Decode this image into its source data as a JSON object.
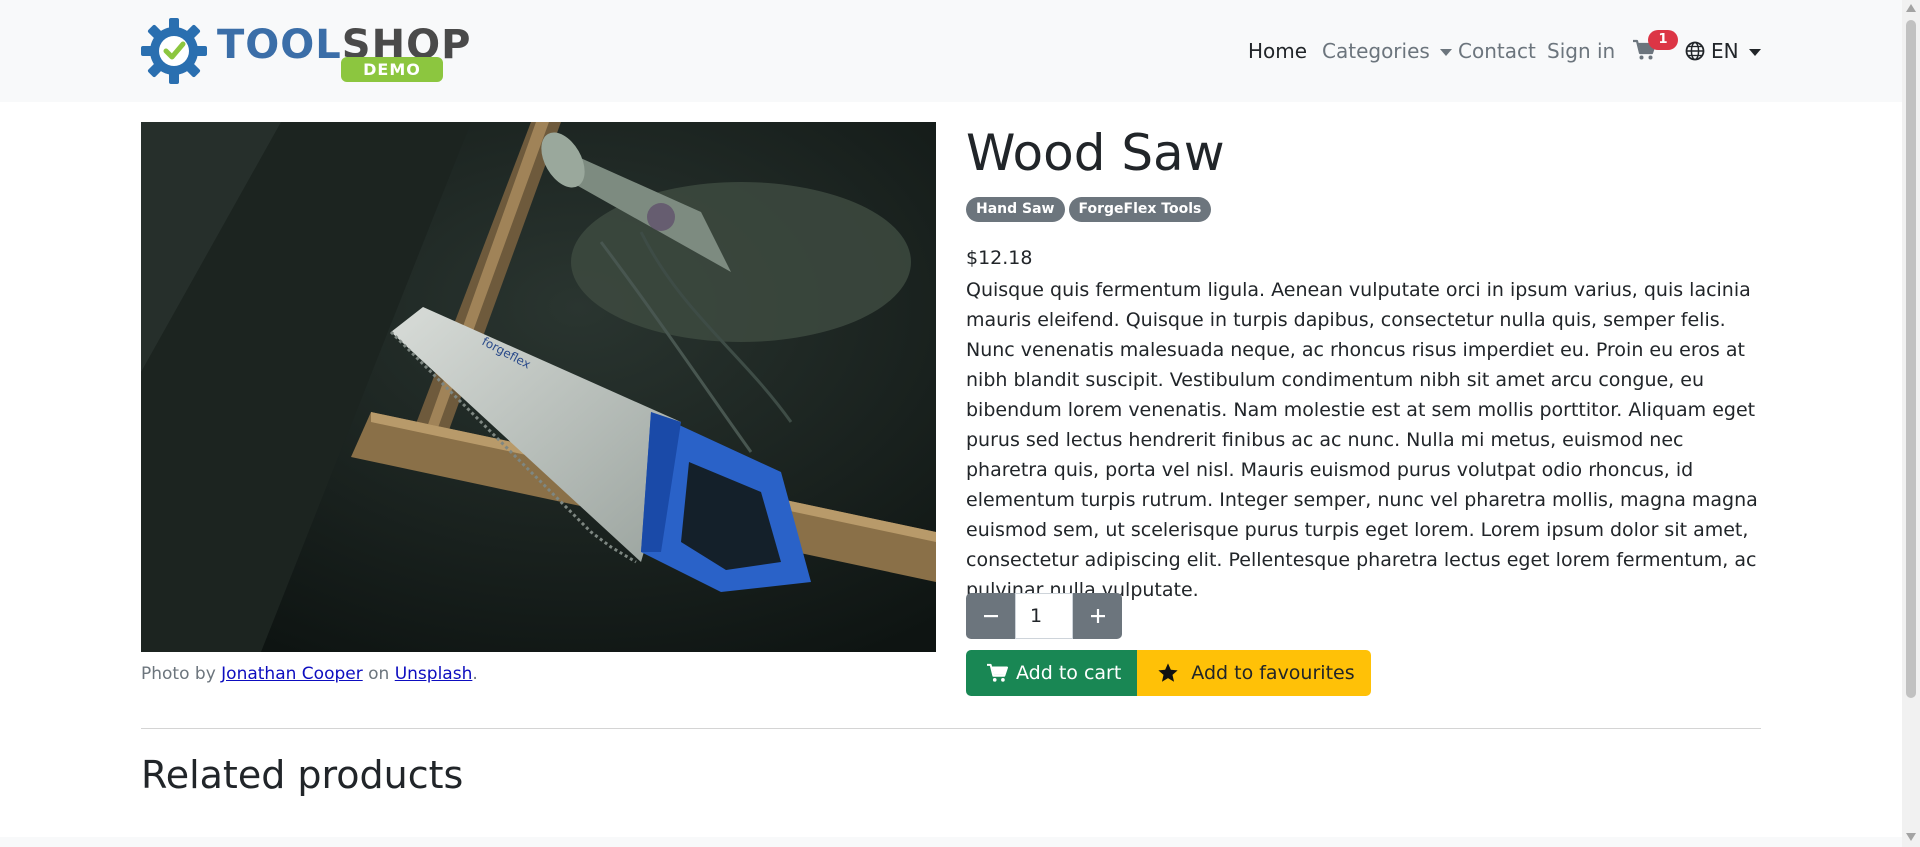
{
  "brand": {
    "name_part1": "TOOL",
    "name_part2": "SHOP",
    "badge": "DEMO",
    "gear_color": "#2a6fb0",
    "check_color": "#8cc63f"
  },
  "nav": {
    "home": "Home",
    "categories": "Categories",
    "contact": "Contact",
    "sign_in": "Sign in",
    "cart_count": "1",
    "language": "EN"
  },
  "product": {
    "title": "Wood Saw",
    "tags": [
      "Hand Saw",
      "ForgeFlex Tools"
    ],
    "price": "$12.18",
    "description": "Quisque quis fermentum ligula. Aenean vulputate orci in ipsum varius, quis lacinia mauris eleifend. Quisque in turpis dapibus, consectetur nulla quis, semper felis. Nunc venenatis malesuada neque, ac rhoncus risus imperdiet eu. Proin eu eros at nibh blandit suscipit. Vestibulum condimentum nibh sit amet arcu congue, eu bibendum lorem venenatis. Nam molestie est at sem mollis porttitor. Aliquam eget purus sed lectus hendrerit finibus ac ac nunc. Nulla mi metus, euismod nec pharetra quis, porta vel nisl. Mauris euismod purus volutpat odio rhoncus, id elementum turpis rutrum. Integer semper, nunc vel pharetra mollis, magna magna euismod sem, ut scelerisque purus turpis eget lorem. Lorem ipsum dolor sit amet, consectetur adipiscing elit. Pellentesque pharetra lectus eget lorem fermentum, ac pulvinar nulla vulputate.",
    "quantity": "1",
    "add_to_cart": "Add to cart",
    "add_to_favourites": "Add to favourites"
  },
  "photo_credit": {
    "prefix": "Photo by",
    "author": "Jonathan Cooper",
    "middle": "on",
    "site": "Unsplash",
    "suffix": "."
  },
  "related": {
    "heading": "Related products"
  },
  "colors": {
    "navbar_bg": "#f8f9fa",
    "badge_gray": "#6c757d",
    "cart_green": "#198754",
    "favourite_yellow": "#ffc107",
    "notification_red": "#dc3545"
  }
}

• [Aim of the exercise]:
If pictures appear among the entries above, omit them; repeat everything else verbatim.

• [Task solution]:
Decode this image into its source data as a JSON object.
{
  "brand": {
    "name_part1": "TOOL",
    "name_part2": "SHOP",
    "badge": "DEMO",
    "gear_color": "#2a6fb0",
    "check_color": "#8cc63f"
  },
  "nav": {
    "home": "Home",
    "categories": "Categories",
    "contact": "Contact",
    "sign_in": "Sign in",
    "cart_count": "1",
    "language": "EN"
  },
  "product": {
    "title": "Wood Saw",
    "tags": [
      "Hand Saw",
      "ForgeFlex Tools"
    ],
    "price": "$12.18",
    "description": "Quisque quis fermentum ligula. Aenean vulputate orci in ipsum varius, quis lacinia mauris eleifend. Quisque in turpis dapibus, consectetur nulla quis, semper felis. Nunc venenatis malesuada neque, ac rhoncus risus imperdiet eu. Proin eu eros at nibh blandit suscipit. Vestibulum condimentum nibh sit amet arcu congue, eu bibendum lorem venenatis. Nam molestie est at sem mollis porttitor. Aliquam eget purus sed lectus hendrerit finibus ac ac nunc. Nulla mi metus, euismod nec pharetra quis, porta vel nisl. Mauris euismod purus volutpat odio rhoncus, id elementum turpis rutrum. Integer semper, nunc vel pharetra mollis, magna magna euismod sem, ut scelerisque purus turpis eget lorem. Lorem ipsum dolor sit amet, consectetur adipiscing elit. Pellentesque pharetra lectus eget lorem fermentum, ac pulvinar nulla vulputate.",
    "quantity": "1",
    "add_to_cart": "Add to cart",
    "add_to_favourites": "Add to favourites"
  },
  "photo_credit": {
    "prefix": "Photo by",
    "author": "Jonathan Cooper",
    "middle": "on",
    "site": "Unsplash",
    "suffix": "."
  },
  "related": {
    "heading": "Related products"
  },
  "colors": {
    "navbar_bg": "#f8f9fa",
    "badge_gray": "#6c757d",
    "cart_green": "#198754",
    "favourite_yellow": "#ffc107",
    "notification_red": "#dc3545"
  }
}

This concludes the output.